------ Input material ------

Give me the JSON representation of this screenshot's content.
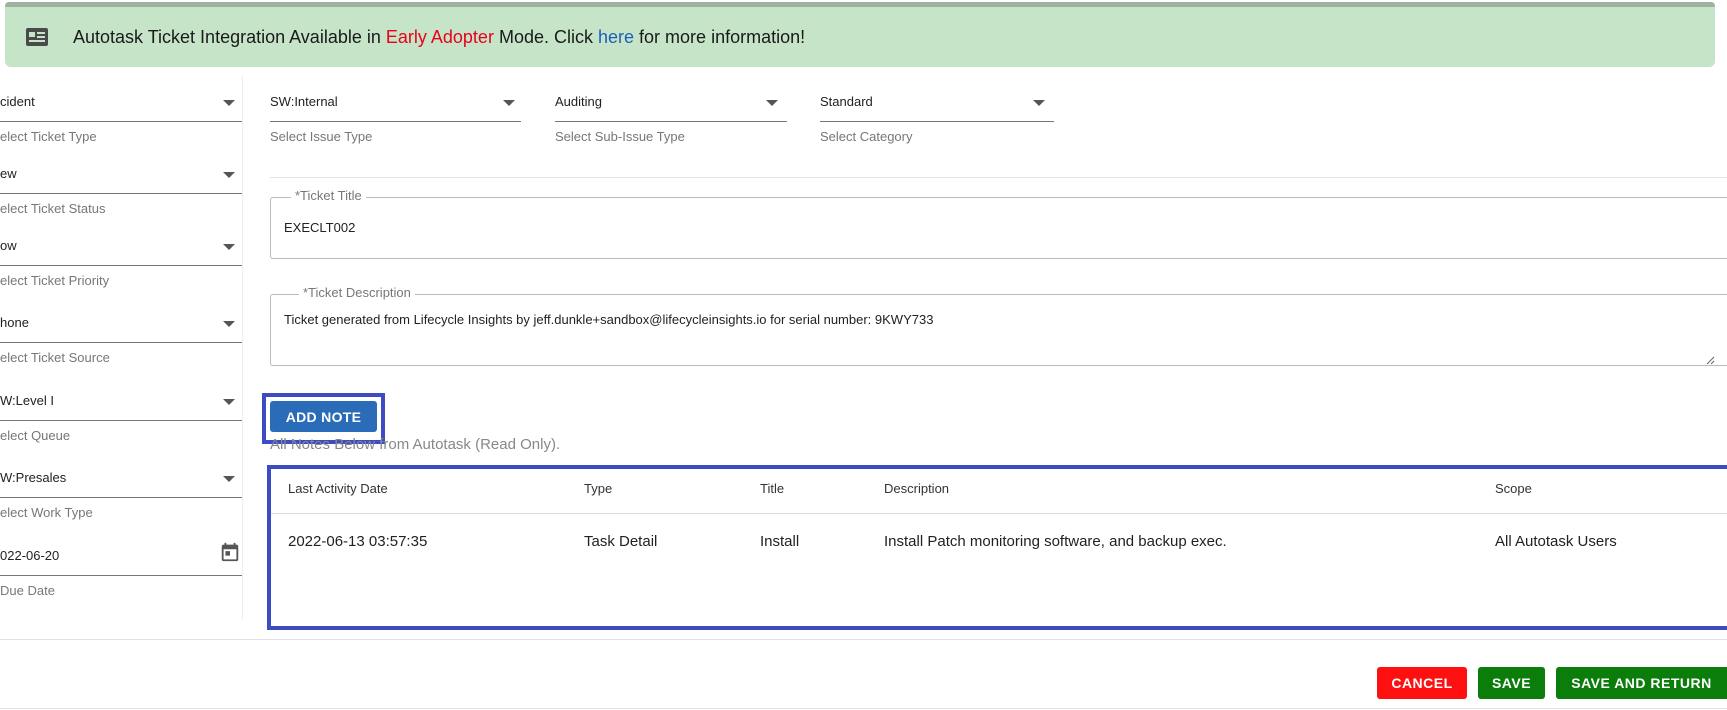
{
  "banner": {
    "icon": "notes-icon",
    "text_before": "Autotask Ticket Integration Available in ",
    "highlight": "Early Adopter",
    "text_mid": " Mode. Click ",
    "link": "here",
    "text_after": " for more information!",
    "colors": {
      "background": "#c6e5c8",
      "highlight": "#e8001c",
      "link": "#1d5fb8"
    }
  },
  "left_fields": [
    {
      "value": "cident",
      "hint": "elect Ticket Type"
    },
    {
      "value": "ew",
      "hint": "elect Ticket Status"
    },
    {
      "value": "ow",
      "hint": "elect Ticket Priority"
    },
    {
      "value": "hone",
      "hint": "elect Ticket Source"
    },
    {
      "value": "W:Level I",
      "hint": "elect Queue"
    },
    {
      "value": "W:Presales",
      "hint": "elect Work Type"
    },
    {
      "value": "022-06-20",
      "hint": "Due Date"
    }
  ],
  "top_selects": {
    "issue_type": {
      "value": "SW:Internal",
      "hint": "Select Issue Type"
    },
    "sub_issue_type": {
      "value": "Auditing",
      "hint": "Select Sub-Issue Type"
    },
    "category": {
      "value": "Standard",
      "hint": "Select Category"
    }
  },
  "ticket_title": {
    "label": "*Ticket Title",
    "value": "EXECLT002"
  },
  "ticket_description": {
    "label": "*Ticket Description",
    "value": "Ticket generated from Lifecycle Insights by jeff.dunkle+sandbox@lifecycleinsights.io for serial number: 9KWY733"
  },
  "notes": {
    "add_button": "ADD NOTE",
    "caption": "All Notes Below from Autotask (Read Only).",
    "columns": [
      "Last Activity Date",
      "Type",
      "Title",
      "Description",
      "Scope"
    ],
    "rows": [
      [
        "2022-06-13 03:57:35",
        "Task Detail",
        "Install",
        "Install Patch monitoring software, and backup exec.",
        "All Autotask Users"
      ]
    ]
  },
  "actions": {
    "cancel": "CANCEL",
    "save": "SAVE",
    "save_and_return": "SAVE AND RETURN",
    "colors": {
      "cancel": "#ff1010",
      "save": "#0a7d0a"
    }
  }
}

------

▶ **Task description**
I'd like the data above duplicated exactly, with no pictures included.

▶ **Completed task**
Give me the JSON representation of this screenshot's content.
{
  "banner": {
    "icon": "notes-icon",
    "text_before": "Autotask Ticket Integration Available in ",
    "highlight": "Early Adopter",
    "text_mid": " Mode. Click ",
    "link": "here",
    "text_after": " for more information!",
    "colors": {
      "background": "#c6e5c8",
      "highlight": "#e8001c",
      "link": "#1d5fb8"
    }
  },
  "left_fields": [
    {
      "value": "cident",
      "hint": "elect Ticket Type"
    },
    {
      "value": "ew",
      "hint": "elect Ticket Status"
    },
    {
      "value": "ow",
      "hint": "elect Ticket Priority"
    },
    {
      "value": "hone",
      "hint": "elect Ticket Source"
    },
    {
      "value": "W:Level I",
      "hint": "elect Queue"
    },
    {
      "value": "W:Presales",
      "hint": "elect Work Type"
    },
    {
      "value": "022-06-20",
      "hint": "Due Date"
    }
  ],
  "top_selects": {
    "issue_type": {
      "value": "SW:Internal",
      "hint": "Select Issue Type"
    },
    "sub_issue_type": {
      "value": "Auditing",
      "hint": "Select Sub-Issue Type"
    },
    "category": {
      "value": "Standard",
      "hint": "Select Category"
    }
  },
  "ticket_title": {
    "label": "*Ticket Title",
    "value": "EXECLT002"
  },
  "ticket_description": {
    "label": "*Ticket Description",
    "value": "Ticket generated from Lifecycle Insights by jeff.dunkle+sandbox@lifecycleinsights.io for serial number: 9KWY733"
  },
  "notes": {
    "add_button": "ADD NOTE",
    "caption": "All Notes Below from Autotask (Read Only).",
    "columns": [
      "Last Activity Date",
      "Type",
      "Title",
      "Description",
      "Scope"
    ],
    "rows": [
      [
        "2022-06-13 03:57:35",
        "Task Detail",
        "Install",
        "Install Patch monitoring software, and backup exec.",
        "All Autotask Users"
      ]
    ]
  },
  "actions": {
    "cancel": "CANCEL",
    "save": "SAVE",
    "save_and_return": "SAVE AND RETURN",
    "colors": {
      "cancel": "#ff1010",
      "save": "#0a7d0a"
    }
  }
}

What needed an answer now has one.